Now, the act of wearing these sculptural pieces inspired by the nineteenth century has little or nothing to do with the way it was done in the French court. This was demonstrated by contemporary icons such as Billie Eilish, with a recycled satin Gucci corset, Paloma Elsesser with a 1920s Coach or Maisie Williams with an architectural Thom Browne.


Maybe the aesthetic current of regencycore, driven by series such as “The Bridgertons”, has had something to do with all this. Its aristocratic codes linked to the Regency era are what have fitted the corset into collective desire, reconfigured by avant-garde design. Now, lighter and less restrictive bustiers from brands like Dion Lee are in stratospheric demand, according to trend portal Lyst.

The increase in searches for corsets on the internet has brought back into the spotlight the fact of sculpting the body with (mostly) tight and sensual silhouettes that until now resided on the margins of fetishism.
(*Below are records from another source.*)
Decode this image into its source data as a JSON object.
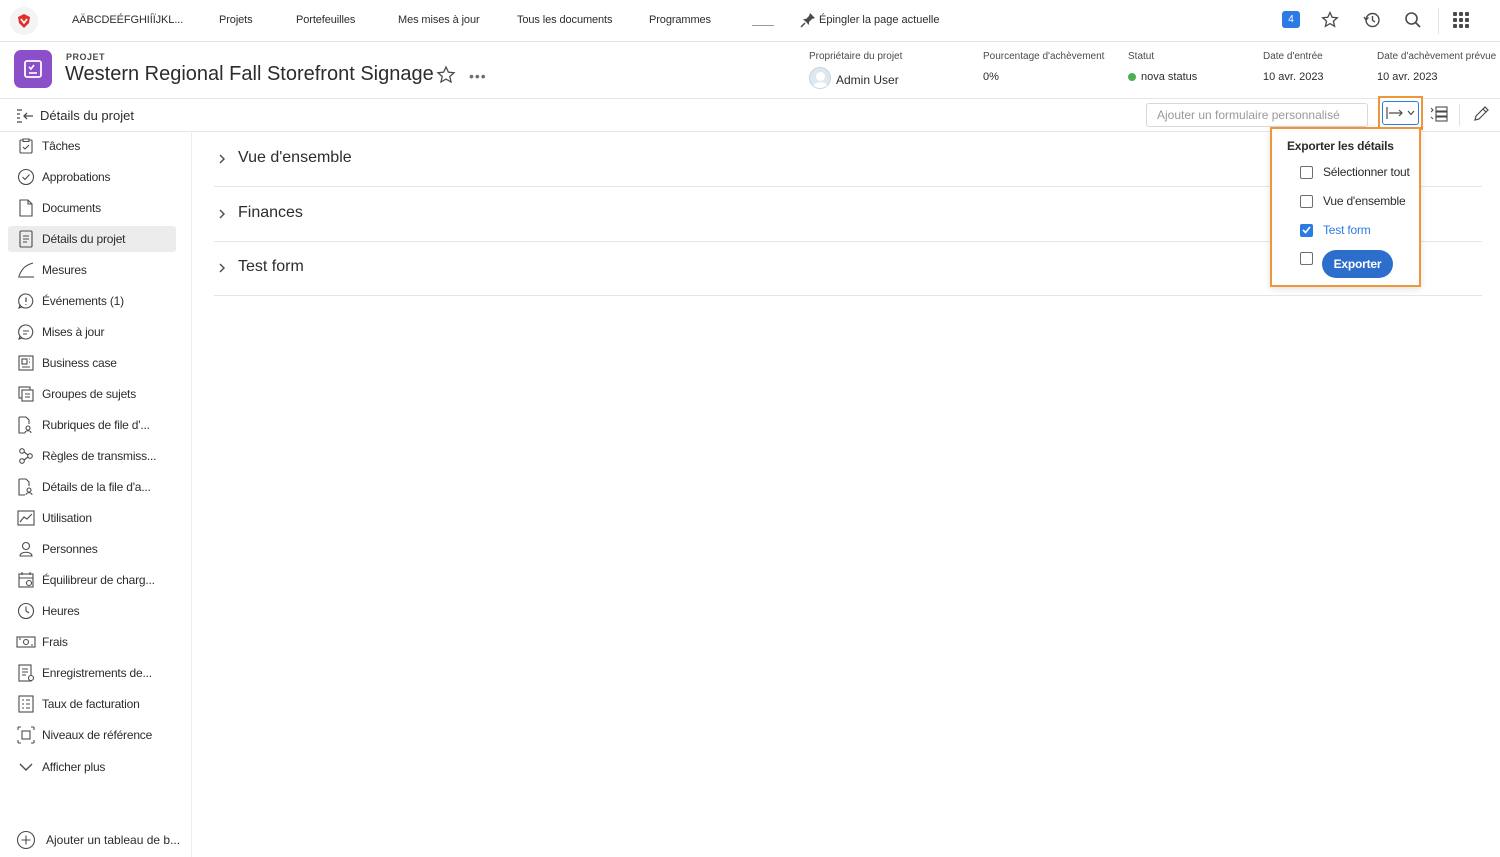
{
  "topnav": {
    "account_name": "AÄBCDEÉFGHIÍÏJKL...",
    "links": [
      "Projets",
      "Portefeuilles",
      "Mes mises à jour",
      "Tous les documents",
      "Programmes"
    ],
    "pin_label": "Épingler la page actuelle",
    "notification_count": "4"
  },
  "project": {
    "type_label": "PROJET",
    "title": "Western Regional Fall Storefront Signage",
    "more": "•••",
    "meta": {
      "owner_label": "Propriétaire du projet",
      "owner_value": "Admin User",
      "percent_label": "Pourcentage d'achèvement",
      "percent_value": "0%",
      "status_label": "Statut",
      "status_value": "nova status",
      "entry_label": "Date d'entrée",
      "entry_value": "10 avr. 2023",
      "planned_label": "Date d'achèvement prévue",
      "planned_value": "10 avr. 2023"
    },
    "status_color": "#4caf50"
  },
  "toolbar": {
    "section_title": "Détails du projet",
    "form_placeholder": "Ajouter un formulaire personnalisé"
  },
  "sidebar": {
    "items": [
      {
        "label": "Tâches",
        "icon": "tasks-icon"
      },
      {
        "label": "Approbations",
        "icon": "approvals-icon"
      },
      {
        "label": "Documents",
        "icon": "document-icon"
      },
      {
        "label": "Détails du projet",
        "icon": "details-icon",
        "active": true
      },
      {
        "label": "Mesures",
        "icon": "measures-icon"
      },
      {
        "label": "Événements (1)",
        "icon": "events-icon"
      },
      {
        "label": "Mises à jour",
        "icon": "updates-icon"
      },
      {
        "label": "Business case",
        "icon": "business-case-icon"
      },
      {
        "label": "Groupes de sujets",
        "icon": "topic-groups-icon"
      },
      {
        "label": "Rubriques de file d'...",
        "icon": "queue-topics-icon"
      },
      {
        "label": "Règles de transmiss...",
        "icon": "routing-rules-icon"
      },
      {
        "label": "Détails de la file d'a...",
        "icon": "queue-details-icon"
      },
      {
        "label": "Utilisation",
        "icon": "utilization-icon"
      },
      {
        "label": "Personnes",
        "icon": "people-icon"
      },
      {
        "label": "Équilibreur de charg...",
        "icon": "load-balancer-icon"
      },
      {
        "label": "Heures",
        "icon": "clock-icon"
      },
      {
        "label": "Frais",
        "icon": "expenses-icon"
      },
      {
        "label": "Enregistrements de...",
        "icon": "records-icon"
      },
      {
        "label": "Taux de facturation",
        "icon": "billing-rates-icon"
      },
      {
        "label": "Niveaux de référence",
        "icon": "baselines-icon"
      },
      {
        "label": "Afficher plus",
        "icon": "chevron-down-icon"
      }
    ],
    "add_dashboard": "Ajouter un tableau de b..."
  },
  "sections": [
    "Vue d'ensemble",
    "Finances",
    "Test form"
  ],
  "export_menu": {
    "title": "Exporter les détails",
    "options": [
      {
        "label": "Sélectionner tout",
        "checked": false
      },
      {
        "label": "Vue d'ensemble",
        "checked": false
      },
      {
        "label": "Test form",
        "checked": true
      },
      {
        "label": "",
        "checked": false
      }
    ],
    "button_label": "Exporter"
  },
  "colors": {
    "accent": "#2c7be5",
    "highlight": "#f0963a",
    "brand_purple": "#8a4fc9",
    "logo_red": "#e0302b"
  }
}
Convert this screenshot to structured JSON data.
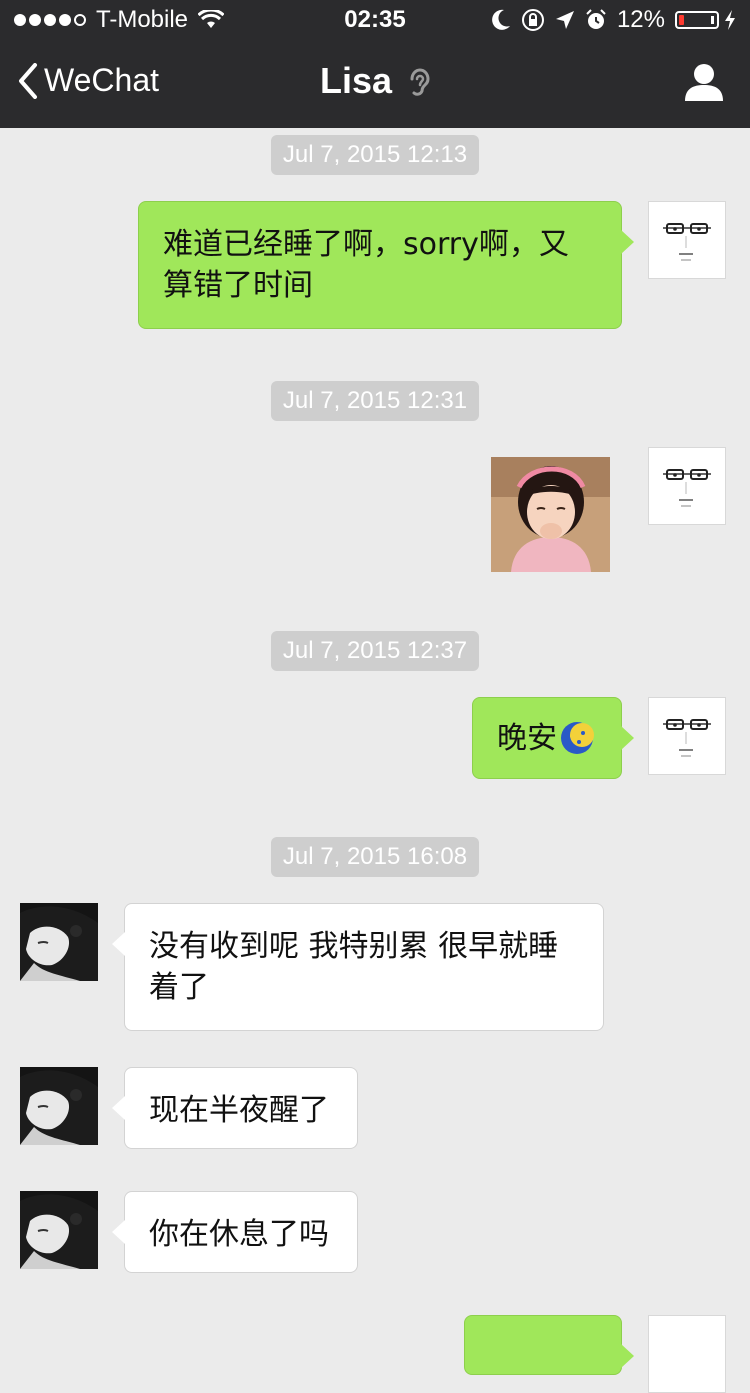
{
  "status_bar": {
    "carrier": "T-Mobile",
    "time": "02:35",
    "battery_percent": "12%",
    "battery_level": 0.12,
    "icons": [
      "signal-dots-icon",
      "wifi-icon",
      "moon-icon",
      "rotation-lock-icon",
      "location-arrow-icon",
      "alarm-icon",
      "battery-icon",
      "charging-bolt-icon"
    ]
  },
  "nav": {
    "back_label": "WeChat",
    "title": "Lisa",
    "title_icon": "ear-icon",
    "right_icon": "person-icon"
  },
  "colors": {
    "nav_bg": "#2b2b2d",
    "chat_bg": "#ebebeb",
    "sent_bubble": "#a0e75a",
    "received_bubble": "#ffffff",
    "timestamp_bg": "#cecece"
  },
  "messages": {
    "ts1": "Jul 7, 2015 12:13",
    "m1": "难道已经睡了啊，sorry啊，又算错了时间",
    "ts2": "Jul 7, 2015 12:31",
    "m2_image": "photo of little girl",
    "ts3": "Jul 7, 2015 12:37",
    "m3": "晚安",
    "m3_emoji": "moon-emoji-icon",
    "ts4": "Jul 7, 2015 16:08",
    "m4": "没有收到呢 我特别累 很早就睡着了",
    "m5": "现在半夜醒了",
    "m6": "你在休息了吗"
  }
}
A script twist that brands like Miaou or KNWLS already began to interpret a few years ago, reimagining the historical prints and silhouettes of reference brands like Jean Paul Gaultier.

Today’s corset is becoming widespread, blurring the aesthetic and restrictive rules of its past, thanks to luxury houses like Versace. For its AW22 runway, it deployed a series of high-octane corsets in an infinite number of colors and prints, recovering and versioning the acclaimed designs of Gianni Versace. Fendi, meanwhile, presented more sculptural asymmetrical tailored corsets, while Gucci fused them with logos and more fluid fabrics for its collaboration with adidas.

Among this amalgam of firms that are carrying out iterations of the corset, it is worth highlighting the work of MANÉMANÉ, and its creation of iconic experimental pieces that transcend tradition to connect with the spirit of our time through genderless fashion with which it exhibits its inclusive potential.